▶ [Task details] Among the lines of the data, copy those that hold "subtitle".

Items from an interface collection:
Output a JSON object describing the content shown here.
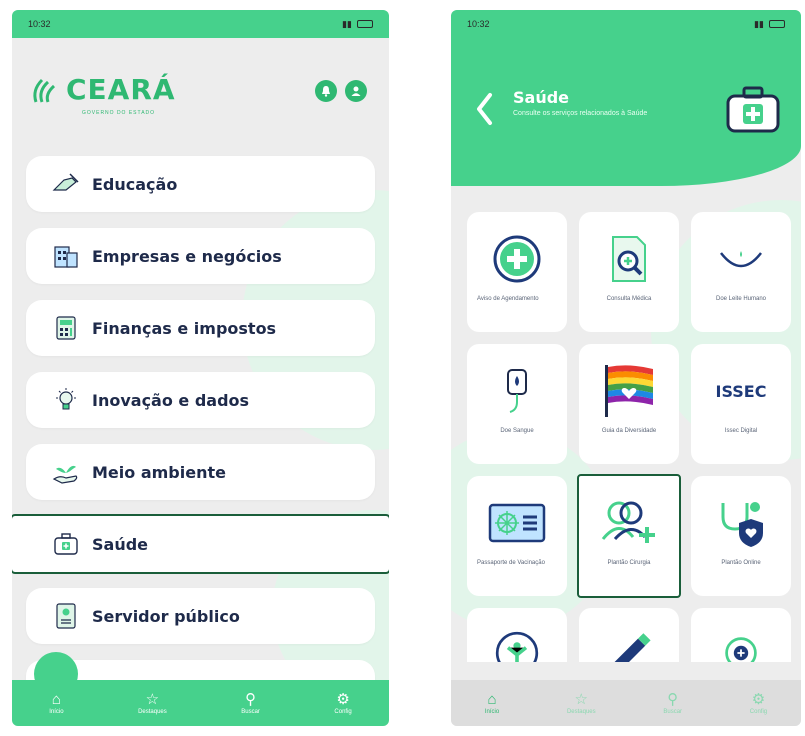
{
  "left": {
    "status": {
      "time": "10:32"
    },
    "logo": {
      "name": "CEARÁ",
      "subtitle": "GOVERNO DO ESTADO"
    },
    "menu": [
      {
        "label": "Educação",
        "icon": "writing-hand-icon"
      },
      {
        "label": "Empresas e negócios",
        "icon": "building-icon"
      },
      {
        "label": "Finanças e impostos",
        "icon": "calculator-icon"
      },
      {
        "label": "Inovação e dados",
        "icon": "lightbulb-icon"
      },
      {
        "label": "Meio ambiente",
        "icon": "plant-hand-icon"
      },
      {
        "label": "Saúde",
        "icon": "medical-kit-icon",
        "selected": true
      },
      {
        "label": "Servidor público",
        "icon": "id-badge-icon"
      }
    ],
    "nav": [
      {
        "label": "Início",
        "icon": "home-icon"
      },
      {
        "label": "Destaques",
        "icon": "star-icon"
      },
      {
        "label": "Buscar",
        "icon": "search-icon"
      },
      {
        "label": "Config",
        "icon": "gear-icon"
      }
    ]
  },
  "right": {
    "status": {
      "time": "10:32"
    },
    "header": {
      "title": "Saúde",
      "subtitle": "Consulte os serviços relacionados à Saúde"
    },
    "tiles": [
      {
        "label": "Aviso de Agendamento",
        "icon": "plus-circle-icon"
      },
      {
        "label": "Consulta Médica",
        "icon": "document-search-icon"
      },
      {
        "label": "Doe Leite Humano",
        "icon": "drop-cup-icon"
      },
      {
        "label": "Doe Sangue",
        "icon": "blood-bag-icon"
      },
      {
        "label": "Guia da Diversidade",
        "icon": "rainbow-flag-icon"
      },
      {
        "label": "Issec Digital",
        "icon": "issec-logo-icon",
        "logo_text": "ISSEC"
      },
      {
        "label": "Passaporte de Vacinação",
        "icon": "vaccine-card-icon"
      },
      {
        "label": "Plantão Cirurgia",
        "icon": "user-add-icon",
        "selected": true
      },
      {
        "label": "Plantão Online",
        "icon": "stethoscope-shield-icon"
      }
    ],
    "nav": [
      {
        "label": "Início",
        "icon": "home-icon"
      },
      {
        "label": "Destaques",
        "icon": "star-icon"
      },
      {
        "label": "Buscar",
        "icon": "search-icon"
      },
      {
        "label": "Config",
        "icon": "gear-icon"
      }
    ]
  },
  "colors": {
    "primary": "#46d18c",
    "primary_dark": "#2fb872",
    "navy": "#1e2a4a",
    "highlight": "#1a5e3a"
  }
}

▶ [Answer for this exercise]
      "subtitle": "GOVERNO DO ESTADO"
      "subtitle": "Consulte os serviços relacionados à Saúde"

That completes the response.